[YOUR GOAL]
Please tally the lines of the listing that hold the string "image", and reply with that total only.

[INPUT MATERIAL]
***

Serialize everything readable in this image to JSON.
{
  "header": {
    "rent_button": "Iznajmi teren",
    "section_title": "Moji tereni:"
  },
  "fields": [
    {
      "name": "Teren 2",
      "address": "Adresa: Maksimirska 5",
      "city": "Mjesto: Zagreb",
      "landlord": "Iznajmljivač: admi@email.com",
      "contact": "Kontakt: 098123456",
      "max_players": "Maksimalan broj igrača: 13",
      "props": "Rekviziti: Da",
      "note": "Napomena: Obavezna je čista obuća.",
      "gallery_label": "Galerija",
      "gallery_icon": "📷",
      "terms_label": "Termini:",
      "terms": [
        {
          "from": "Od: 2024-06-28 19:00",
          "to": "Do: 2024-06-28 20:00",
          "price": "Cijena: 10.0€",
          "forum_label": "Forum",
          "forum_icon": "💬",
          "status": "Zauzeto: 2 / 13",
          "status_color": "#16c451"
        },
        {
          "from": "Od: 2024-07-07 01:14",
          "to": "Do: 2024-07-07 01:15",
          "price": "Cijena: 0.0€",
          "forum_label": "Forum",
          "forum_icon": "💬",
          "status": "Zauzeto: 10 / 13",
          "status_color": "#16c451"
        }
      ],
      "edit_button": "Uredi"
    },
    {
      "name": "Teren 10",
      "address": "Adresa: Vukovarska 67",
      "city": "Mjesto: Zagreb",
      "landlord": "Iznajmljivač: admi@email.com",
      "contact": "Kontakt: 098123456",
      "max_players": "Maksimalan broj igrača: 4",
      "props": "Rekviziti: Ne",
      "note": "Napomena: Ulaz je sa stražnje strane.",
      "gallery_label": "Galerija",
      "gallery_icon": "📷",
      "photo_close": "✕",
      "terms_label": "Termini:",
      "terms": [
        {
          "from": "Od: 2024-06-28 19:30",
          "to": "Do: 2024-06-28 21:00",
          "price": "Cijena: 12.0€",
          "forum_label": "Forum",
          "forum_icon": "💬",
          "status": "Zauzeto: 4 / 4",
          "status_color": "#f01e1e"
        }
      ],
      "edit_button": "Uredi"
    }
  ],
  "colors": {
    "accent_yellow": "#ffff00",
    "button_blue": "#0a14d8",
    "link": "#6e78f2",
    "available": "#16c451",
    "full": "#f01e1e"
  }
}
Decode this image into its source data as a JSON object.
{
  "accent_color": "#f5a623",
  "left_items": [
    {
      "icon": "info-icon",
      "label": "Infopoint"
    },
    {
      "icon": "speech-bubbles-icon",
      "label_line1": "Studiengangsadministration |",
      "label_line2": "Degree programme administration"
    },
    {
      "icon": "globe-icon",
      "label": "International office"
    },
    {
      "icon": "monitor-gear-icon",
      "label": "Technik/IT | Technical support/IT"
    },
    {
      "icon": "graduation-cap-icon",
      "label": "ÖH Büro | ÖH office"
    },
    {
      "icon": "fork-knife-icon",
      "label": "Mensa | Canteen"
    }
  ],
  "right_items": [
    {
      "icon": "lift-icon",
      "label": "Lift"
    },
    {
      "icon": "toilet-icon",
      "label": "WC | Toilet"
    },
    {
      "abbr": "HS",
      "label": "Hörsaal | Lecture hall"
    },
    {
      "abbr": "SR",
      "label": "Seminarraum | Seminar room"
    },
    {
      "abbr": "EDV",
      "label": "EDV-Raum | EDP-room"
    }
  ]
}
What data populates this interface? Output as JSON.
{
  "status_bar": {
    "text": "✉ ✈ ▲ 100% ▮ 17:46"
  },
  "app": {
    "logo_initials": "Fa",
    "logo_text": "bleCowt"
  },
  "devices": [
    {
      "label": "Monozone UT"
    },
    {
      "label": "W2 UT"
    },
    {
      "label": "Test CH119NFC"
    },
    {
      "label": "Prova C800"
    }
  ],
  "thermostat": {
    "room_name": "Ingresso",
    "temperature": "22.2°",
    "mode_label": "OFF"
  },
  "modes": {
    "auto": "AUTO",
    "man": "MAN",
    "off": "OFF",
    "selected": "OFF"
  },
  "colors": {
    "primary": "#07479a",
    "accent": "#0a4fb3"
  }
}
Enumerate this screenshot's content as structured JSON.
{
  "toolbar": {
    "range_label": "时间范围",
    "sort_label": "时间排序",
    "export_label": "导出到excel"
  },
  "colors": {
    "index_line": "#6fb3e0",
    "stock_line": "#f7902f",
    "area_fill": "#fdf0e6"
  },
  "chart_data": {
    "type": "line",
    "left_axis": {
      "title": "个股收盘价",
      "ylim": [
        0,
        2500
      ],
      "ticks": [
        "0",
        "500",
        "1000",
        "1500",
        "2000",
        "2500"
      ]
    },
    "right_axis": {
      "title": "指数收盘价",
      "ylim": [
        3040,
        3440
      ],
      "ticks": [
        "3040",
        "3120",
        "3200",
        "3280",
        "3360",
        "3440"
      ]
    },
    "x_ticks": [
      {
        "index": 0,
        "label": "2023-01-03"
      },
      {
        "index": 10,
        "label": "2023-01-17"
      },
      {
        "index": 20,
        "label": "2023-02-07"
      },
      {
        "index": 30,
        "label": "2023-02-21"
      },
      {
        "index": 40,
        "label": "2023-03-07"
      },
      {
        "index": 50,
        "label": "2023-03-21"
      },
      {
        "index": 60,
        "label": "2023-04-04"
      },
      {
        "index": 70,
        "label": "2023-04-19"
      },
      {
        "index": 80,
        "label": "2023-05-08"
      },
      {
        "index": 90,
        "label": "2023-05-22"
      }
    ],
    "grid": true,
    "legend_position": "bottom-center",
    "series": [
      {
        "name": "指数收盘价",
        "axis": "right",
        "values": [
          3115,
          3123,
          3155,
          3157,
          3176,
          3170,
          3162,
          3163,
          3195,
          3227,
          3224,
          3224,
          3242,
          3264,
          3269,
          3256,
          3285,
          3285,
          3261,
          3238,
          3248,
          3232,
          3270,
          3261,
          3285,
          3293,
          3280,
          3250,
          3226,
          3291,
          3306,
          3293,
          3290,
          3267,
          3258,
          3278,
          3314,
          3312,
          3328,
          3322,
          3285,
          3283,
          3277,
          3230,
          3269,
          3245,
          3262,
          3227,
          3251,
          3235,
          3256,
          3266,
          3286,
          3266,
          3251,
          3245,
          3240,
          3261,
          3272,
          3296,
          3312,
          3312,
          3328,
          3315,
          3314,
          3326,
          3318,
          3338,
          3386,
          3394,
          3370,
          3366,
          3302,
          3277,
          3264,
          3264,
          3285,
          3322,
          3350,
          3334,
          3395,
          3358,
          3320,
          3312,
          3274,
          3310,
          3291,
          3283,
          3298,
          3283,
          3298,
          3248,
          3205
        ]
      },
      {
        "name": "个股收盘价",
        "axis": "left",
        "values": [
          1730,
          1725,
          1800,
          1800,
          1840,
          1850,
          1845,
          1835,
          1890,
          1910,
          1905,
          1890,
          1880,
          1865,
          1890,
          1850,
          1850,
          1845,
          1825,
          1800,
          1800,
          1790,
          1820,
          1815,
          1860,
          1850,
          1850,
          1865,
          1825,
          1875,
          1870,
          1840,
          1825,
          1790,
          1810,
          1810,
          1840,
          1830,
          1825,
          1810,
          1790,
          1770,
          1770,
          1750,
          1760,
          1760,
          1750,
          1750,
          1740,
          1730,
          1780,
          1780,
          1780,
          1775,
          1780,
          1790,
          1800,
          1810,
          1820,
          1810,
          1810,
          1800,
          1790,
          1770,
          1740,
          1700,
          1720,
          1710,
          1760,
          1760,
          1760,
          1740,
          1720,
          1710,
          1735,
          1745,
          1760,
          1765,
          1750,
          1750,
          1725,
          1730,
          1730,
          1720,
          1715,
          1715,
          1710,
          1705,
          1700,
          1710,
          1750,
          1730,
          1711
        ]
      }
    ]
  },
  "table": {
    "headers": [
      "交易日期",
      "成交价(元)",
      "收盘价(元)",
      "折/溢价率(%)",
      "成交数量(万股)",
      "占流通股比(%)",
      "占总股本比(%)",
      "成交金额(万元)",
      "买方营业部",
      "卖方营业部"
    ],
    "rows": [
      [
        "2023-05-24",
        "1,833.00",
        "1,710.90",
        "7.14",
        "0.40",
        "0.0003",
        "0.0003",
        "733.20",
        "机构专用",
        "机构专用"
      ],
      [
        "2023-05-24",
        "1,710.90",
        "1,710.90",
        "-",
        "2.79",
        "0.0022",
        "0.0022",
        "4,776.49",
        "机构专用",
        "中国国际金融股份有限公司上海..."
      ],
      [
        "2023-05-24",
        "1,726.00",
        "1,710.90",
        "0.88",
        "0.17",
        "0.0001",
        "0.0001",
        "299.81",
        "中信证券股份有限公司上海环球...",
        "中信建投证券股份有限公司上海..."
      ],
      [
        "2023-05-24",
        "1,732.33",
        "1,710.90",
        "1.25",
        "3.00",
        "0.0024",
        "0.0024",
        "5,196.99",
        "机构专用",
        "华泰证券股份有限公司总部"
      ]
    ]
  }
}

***

[RESPONSE TO THIS TASK]
2